By Robert Simonson
07 Sep 2012
Also opening along the Thames will be the first full London revival of A Chorus Line since the original Broadway production transferred to the Theatre Royal, Drury Lane in 1976, where it ran for three years (a far shorter stay than the Broadway incarnation).
It will now begin performances at the London Palladium Feb. 2, 2013, prior to an official opening Feb. 19, for a limited season that is booking through June 29. The production will be directed by Bob Avian, Michael Bennett's long-term collaborator and his co-choreographer on the original production. He was also responsible for directing the 2006 Broadway revival of A Chorus Line. Since composer Marvin Hamlisch died in August, Avian is the only major creative figure connected to the original staging who is still living.
Finding talented tots is hard, apparently.
Producers of A Christmas Story, The Musical! are still searching for a young actor to star as Ralphie in the Broadway production of the beloved holiday film that will begin previews Nov. 5 at the Lunt-Fontanne Theatre.
"This is a bona fide national search. We are in the final two weeks of auditions for the right Ralphie who could be Broadway's next sensation," said Peter Billingsly, none other than the original Ralphie from the movie. Billingsly has a doubly-vested interest, since is also among the musical's producers.
Billingsly better hurry up and find the right boy. Rehearsals begin Oct. 1. Submissions for the role will be accepted through Sept. 12 at noon. The casting notice says the show is "looking for a boy who is a regular kid, with enormous talent." (Good luck with that.)
Meanwhile, producers of Matilda The Musical have announced that they are seeking just the right young girl to star in the title role of the production, which will arrive on Broadway this spring.
An open casting call for the title role will be held Sept. 30 at Pearl Studios beginning at 10 AM in midtown Manhattan. Producers are seeking girls ages 8-10 years old, who are 4'4" or under. No previous experience is required. Like the Broadway production of Billy Elliot, several young actors will rotate in the leading role at various performances. The London production of Matilda employed four young actresses.
Perhaps when A Christmas Story finds its Ralphie, the little actor might give the Matilda producers a few tips on where to find a good Matilda or two.
Finally, Hal David, the pop, movie and musical theatre lyricist who wrote words to composer Burt Bacharach's music in the Broadway musical Promises, Promises, as well as dozens of hit songs, died Sept. 1. He was 91.

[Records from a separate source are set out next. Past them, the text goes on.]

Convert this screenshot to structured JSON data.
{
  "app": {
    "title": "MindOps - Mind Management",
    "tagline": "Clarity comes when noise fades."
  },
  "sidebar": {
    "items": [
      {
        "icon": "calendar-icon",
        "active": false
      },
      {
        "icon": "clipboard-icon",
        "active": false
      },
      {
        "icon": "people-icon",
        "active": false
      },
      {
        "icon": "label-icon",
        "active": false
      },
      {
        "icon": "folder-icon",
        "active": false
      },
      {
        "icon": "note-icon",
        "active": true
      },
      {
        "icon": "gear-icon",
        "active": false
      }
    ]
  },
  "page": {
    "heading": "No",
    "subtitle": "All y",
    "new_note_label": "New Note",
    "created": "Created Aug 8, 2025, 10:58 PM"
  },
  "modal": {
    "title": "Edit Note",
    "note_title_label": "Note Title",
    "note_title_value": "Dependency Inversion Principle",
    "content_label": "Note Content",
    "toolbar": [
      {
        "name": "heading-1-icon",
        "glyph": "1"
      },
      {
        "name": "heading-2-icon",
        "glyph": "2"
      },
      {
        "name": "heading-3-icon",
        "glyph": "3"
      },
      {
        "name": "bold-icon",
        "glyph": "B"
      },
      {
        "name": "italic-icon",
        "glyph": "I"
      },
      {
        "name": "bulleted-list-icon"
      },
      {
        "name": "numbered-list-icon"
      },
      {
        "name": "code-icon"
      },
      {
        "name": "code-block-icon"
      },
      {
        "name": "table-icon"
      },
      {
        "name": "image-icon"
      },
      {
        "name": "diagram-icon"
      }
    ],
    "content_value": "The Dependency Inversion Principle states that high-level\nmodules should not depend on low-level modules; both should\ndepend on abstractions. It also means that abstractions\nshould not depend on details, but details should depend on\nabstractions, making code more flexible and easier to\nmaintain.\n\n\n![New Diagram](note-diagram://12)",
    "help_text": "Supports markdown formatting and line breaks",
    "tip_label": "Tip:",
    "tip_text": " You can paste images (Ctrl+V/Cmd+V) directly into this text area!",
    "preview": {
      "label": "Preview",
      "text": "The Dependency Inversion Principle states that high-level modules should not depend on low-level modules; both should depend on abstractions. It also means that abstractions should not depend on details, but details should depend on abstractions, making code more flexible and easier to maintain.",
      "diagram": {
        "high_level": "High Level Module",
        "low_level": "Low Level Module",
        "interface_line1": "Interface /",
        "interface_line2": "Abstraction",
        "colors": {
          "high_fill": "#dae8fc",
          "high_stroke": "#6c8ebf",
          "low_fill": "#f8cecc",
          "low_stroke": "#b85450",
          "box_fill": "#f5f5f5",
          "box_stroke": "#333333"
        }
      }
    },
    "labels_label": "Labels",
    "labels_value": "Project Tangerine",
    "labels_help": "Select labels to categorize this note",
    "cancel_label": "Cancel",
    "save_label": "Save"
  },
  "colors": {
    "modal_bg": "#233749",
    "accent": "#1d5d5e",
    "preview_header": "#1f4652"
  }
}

You have to have lived under a rock for the past 50 years not to have been familiar with at least a dozen or so of David's compositions. They included such undying, infectious and curiously timeless ditties as "Raindrops Keep Falling on My Head," "The Look of Love," "I'll Never Fall in Love Again," "Don't Make Me Over," "Walk on By," "What the World Needs Now is Love," "One Less Bell to Answer" and "Close to You." Many were first recorded by Dionne Warwick. David and Bacharach's syncopated compositions were sophisticated, mixing adult sentiments with artful melodies. The were complex both in melody and message, and represented a 1960s bridge between the Tin Pan Alley and rock music eras. That the two men wrote a hit Broadway musical came as no surprise. That they never wrote another did. They did, however, write songs for a 1973 flop film musical called "Lost Horizon." It led to their breakup. The two men wrote so many songs, however — and so many enduring songs — that their partnership seemed to go on decades longer than it actually did.